▶ MATERIAL SUPPLIED
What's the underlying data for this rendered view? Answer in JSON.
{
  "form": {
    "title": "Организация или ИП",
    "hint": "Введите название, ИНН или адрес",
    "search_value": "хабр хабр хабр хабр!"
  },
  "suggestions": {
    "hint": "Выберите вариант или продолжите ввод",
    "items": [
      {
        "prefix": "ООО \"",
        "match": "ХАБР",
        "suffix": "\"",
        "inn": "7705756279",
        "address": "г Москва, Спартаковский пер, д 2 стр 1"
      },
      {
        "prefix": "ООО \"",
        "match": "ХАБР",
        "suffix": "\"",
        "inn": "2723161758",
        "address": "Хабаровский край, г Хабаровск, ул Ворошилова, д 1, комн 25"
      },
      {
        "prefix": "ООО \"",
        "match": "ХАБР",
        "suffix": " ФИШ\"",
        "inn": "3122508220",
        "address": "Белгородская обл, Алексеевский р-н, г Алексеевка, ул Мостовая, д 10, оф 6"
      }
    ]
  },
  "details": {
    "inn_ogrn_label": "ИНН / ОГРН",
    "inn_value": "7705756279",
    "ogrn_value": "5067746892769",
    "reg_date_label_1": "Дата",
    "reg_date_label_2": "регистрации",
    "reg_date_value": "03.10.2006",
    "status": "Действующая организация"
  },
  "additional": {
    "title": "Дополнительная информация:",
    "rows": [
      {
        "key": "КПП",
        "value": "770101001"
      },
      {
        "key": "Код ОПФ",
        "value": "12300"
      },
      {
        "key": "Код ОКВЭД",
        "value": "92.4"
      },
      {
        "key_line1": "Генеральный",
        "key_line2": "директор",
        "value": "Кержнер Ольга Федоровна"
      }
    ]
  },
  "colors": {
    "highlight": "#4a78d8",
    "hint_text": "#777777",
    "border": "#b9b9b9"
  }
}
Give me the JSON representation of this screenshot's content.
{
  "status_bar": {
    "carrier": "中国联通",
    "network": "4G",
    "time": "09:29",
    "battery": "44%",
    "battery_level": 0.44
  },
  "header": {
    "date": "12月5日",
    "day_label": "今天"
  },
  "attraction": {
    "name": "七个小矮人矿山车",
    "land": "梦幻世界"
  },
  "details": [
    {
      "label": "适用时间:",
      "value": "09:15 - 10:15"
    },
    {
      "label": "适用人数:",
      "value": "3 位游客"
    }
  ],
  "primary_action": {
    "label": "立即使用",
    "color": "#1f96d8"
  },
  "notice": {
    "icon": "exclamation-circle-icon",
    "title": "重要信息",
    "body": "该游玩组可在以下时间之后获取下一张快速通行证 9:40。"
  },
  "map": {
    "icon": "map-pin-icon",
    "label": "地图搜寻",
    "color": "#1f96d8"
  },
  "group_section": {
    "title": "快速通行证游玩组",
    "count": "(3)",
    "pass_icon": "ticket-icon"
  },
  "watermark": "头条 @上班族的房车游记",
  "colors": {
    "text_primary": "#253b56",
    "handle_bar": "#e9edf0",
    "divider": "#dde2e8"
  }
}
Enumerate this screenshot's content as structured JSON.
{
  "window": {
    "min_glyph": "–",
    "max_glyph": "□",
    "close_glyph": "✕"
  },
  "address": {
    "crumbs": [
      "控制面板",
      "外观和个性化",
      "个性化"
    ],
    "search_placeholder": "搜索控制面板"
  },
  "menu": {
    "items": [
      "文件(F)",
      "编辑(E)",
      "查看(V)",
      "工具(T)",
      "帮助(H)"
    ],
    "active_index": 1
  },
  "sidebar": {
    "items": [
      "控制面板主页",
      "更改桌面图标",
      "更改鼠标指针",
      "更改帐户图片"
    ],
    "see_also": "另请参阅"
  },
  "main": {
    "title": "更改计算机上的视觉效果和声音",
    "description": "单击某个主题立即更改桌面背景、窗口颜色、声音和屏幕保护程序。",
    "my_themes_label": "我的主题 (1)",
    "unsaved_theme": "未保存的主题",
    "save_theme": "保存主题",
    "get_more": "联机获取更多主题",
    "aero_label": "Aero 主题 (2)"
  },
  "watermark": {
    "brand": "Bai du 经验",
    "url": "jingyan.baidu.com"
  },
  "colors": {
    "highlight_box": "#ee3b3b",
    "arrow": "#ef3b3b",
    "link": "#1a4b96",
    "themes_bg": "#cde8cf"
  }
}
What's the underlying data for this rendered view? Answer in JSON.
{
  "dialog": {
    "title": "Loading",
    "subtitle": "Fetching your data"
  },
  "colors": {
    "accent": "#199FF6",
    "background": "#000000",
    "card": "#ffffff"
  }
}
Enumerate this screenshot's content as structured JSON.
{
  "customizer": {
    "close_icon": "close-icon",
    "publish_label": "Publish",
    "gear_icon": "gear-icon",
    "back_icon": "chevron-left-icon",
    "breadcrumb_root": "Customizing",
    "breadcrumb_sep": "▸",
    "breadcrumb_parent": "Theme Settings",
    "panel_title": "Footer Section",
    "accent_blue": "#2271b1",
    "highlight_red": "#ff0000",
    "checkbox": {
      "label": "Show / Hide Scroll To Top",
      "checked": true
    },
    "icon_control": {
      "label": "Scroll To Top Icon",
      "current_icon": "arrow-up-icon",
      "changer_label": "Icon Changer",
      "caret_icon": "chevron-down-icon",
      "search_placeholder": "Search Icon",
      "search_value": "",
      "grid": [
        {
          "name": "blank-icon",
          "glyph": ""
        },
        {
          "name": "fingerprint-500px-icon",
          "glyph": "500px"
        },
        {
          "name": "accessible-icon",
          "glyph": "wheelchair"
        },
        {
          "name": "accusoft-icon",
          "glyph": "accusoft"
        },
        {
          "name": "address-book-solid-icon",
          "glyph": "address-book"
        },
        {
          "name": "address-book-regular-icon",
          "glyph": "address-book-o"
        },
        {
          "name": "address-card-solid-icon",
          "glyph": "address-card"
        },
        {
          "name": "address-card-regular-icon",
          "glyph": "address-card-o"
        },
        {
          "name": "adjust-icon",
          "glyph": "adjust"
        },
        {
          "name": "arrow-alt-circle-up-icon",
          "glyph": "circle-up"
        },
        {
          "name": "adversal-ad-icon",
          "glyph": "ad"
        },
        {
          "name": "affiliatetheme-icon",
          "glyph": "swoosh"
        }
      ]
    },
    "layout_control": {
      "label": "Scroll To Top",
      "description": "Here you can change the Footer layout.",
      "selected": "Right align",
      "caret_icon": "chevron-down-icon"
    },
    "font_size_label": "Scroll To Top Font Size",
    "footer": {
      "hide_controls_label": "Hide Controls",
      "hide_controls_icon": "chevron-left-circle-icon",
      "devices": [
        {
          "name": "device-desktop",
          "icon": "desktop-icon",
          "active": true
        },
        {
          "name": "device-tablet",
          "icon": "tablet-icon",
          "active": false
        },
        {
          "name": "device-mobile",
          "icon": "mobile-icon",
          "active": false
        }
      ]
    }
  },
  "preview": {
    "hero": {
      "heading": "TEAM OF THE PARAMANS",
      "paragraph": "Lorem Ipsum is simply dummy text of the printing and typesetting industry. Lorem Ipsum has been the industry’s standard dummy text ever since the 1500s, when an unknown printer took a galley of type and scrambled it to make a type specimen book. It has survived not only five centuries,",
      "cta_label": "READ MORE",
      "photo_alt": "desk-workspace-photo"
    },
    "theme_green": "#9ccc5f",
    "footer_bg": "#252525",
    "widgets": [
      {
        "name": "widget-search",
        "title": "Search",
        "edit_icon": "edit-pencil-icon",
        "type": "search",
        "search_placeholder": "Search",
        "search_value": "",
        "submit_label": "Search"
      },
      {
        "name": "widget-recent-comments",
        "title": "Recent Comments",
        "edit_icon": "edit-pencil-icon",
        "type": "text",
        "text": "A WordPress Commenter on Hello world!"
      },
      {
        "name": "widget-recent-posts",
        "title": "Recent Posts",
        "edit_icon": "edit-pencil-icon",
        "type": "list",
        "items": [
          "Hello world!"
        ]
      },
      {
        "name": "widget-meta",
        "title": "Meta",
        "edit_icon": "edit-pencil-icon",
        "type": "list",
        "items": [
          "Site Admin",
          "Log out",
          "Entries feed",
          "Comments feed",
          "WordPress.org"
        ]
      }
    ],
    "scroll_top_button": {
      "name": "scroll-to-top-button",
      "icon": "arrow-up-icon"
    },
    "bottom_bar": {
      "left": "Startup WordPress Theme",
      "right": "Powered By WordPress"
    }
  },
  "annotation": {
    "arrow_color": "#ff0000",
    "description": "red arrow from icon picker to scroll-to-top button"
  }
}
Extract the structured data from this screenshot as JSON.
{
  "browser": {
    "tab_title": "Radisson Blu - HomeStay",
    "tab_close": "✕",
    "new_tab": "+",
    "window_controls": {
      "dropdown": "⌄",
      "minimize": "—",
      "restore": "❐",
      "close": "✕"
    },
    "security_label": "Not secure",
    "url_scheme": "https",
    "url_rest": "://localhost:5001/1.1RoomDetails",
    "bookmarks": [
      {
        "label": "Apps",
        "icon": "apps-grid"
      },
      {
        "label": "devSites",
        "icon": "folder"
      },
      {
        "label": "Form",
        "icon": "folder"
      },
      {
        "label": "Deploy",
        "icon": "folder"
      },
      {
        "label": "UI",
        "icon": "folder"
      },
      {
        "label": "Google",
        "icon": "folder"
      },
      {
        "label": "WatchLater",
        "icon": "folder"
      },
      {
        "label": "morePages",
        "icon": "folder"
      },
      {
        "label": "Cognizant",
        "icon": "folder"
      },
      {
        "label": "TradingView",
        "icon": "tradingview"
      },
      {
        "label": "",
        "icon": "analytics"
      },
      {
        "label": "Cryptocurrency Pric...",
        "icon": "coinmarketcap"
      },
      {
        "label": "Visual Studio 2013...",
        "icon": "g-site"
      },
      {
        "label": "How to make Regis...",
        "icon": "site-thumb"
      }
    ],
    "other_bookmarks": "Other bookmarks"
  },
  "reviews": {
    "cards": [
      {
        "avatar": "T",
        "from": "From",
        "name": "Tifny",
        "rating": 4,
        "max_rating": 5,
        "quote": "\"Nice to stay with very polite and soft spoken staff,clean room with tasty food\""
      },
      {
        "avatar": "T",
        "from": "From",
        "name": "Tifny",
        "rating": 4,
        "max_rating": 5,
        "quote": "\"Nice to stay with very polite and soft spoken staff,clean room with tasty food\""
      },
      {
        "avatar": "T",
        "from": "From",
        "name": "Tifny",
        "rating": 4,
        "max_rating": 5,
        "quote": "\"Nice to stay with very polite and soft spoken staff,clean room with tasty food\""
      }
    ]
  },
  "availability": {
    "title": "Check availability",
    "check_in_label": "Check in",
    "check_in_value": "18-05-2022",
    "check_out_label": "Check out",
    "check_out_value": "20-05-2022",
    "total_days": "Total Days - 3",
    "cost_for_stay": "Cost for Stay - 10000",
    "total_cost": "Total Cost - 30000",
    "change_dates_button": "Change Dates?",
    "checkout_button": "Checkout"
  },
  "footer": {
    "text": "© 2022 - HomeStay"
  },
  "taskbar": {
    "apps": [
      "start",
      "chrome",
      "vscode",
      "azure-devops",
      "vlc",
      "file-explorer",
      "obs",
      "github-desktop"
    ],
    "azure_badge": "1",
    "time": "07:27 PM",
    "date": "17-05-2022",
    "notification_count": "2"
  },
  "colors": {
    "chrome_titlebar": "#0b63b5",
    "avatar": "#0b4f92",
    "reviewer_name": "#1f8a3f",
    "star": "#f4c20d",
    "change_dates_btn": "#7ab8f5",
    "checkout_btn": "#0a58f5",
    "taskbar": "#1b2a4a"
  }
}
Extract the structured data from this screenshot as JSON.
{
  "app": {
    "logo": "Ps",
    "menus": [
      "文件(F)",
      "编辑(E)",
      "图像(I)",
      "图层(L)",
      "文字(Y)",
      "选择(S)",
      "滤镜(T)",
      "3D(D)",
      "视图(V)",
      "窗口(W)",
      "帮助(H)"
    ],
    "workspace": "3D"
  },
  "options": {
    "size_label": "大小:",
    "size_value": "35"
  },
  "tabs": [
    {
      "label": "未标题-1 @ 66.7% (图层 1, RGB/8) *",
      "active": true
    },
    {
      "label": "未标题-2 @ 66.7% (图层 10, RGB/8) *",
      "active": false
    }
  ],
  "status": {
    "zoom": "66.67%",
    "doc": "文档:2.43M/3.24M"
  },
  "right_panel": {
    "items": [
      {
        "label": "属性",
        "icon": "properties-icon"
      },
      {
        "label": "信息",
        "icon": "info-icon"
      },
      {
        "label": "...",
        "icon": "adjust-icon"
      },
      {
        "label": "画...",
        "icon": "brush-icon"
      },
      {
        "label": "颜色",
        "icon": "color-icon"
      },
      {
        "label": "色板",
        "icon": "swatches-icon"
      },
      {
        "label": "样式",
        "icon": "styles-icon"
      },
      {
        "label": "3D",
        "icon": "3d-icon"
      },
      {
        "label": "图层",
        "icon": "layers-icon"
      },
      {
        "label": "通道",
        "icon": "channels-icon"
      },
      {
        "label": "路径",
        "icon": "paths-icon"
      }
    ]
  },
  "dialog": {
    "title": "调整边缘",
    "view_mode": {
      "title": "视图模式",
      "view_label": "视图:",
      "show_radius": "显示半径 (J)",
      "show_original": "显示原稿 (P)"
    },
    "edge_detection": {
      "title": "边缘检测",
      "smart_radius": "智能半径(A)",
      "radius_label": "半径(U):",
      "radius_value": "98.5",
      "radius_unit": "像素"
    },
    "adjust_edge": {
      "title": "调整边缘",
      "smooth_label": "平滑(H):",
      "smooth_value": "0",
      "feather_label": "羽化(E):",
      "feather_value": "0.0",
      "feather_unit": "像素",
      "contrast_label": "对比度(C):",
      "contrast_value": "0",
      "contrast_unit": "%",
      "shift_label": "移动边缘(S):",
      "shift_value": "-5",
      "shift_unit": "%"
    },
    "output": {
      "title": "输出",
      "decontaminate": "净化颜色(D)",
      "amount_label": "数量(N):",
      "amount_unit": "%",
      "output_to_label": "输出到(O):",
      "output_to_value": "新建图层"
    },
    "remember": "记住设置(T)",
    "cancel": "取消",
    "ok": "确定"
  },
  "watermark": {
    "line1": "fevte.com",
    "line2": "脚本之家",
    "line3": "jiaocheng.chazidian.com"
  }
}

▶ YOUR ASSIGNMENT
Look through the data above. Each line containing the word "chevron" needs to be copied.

▶ RESPONSE
    "back_icon": "chevron-left-icon",
      "caret_icon": "chevron-down-icon",
      "caret_icon": "chevron-down-icon"
      "hide_controls_icon": "chevron-left-circle-icon",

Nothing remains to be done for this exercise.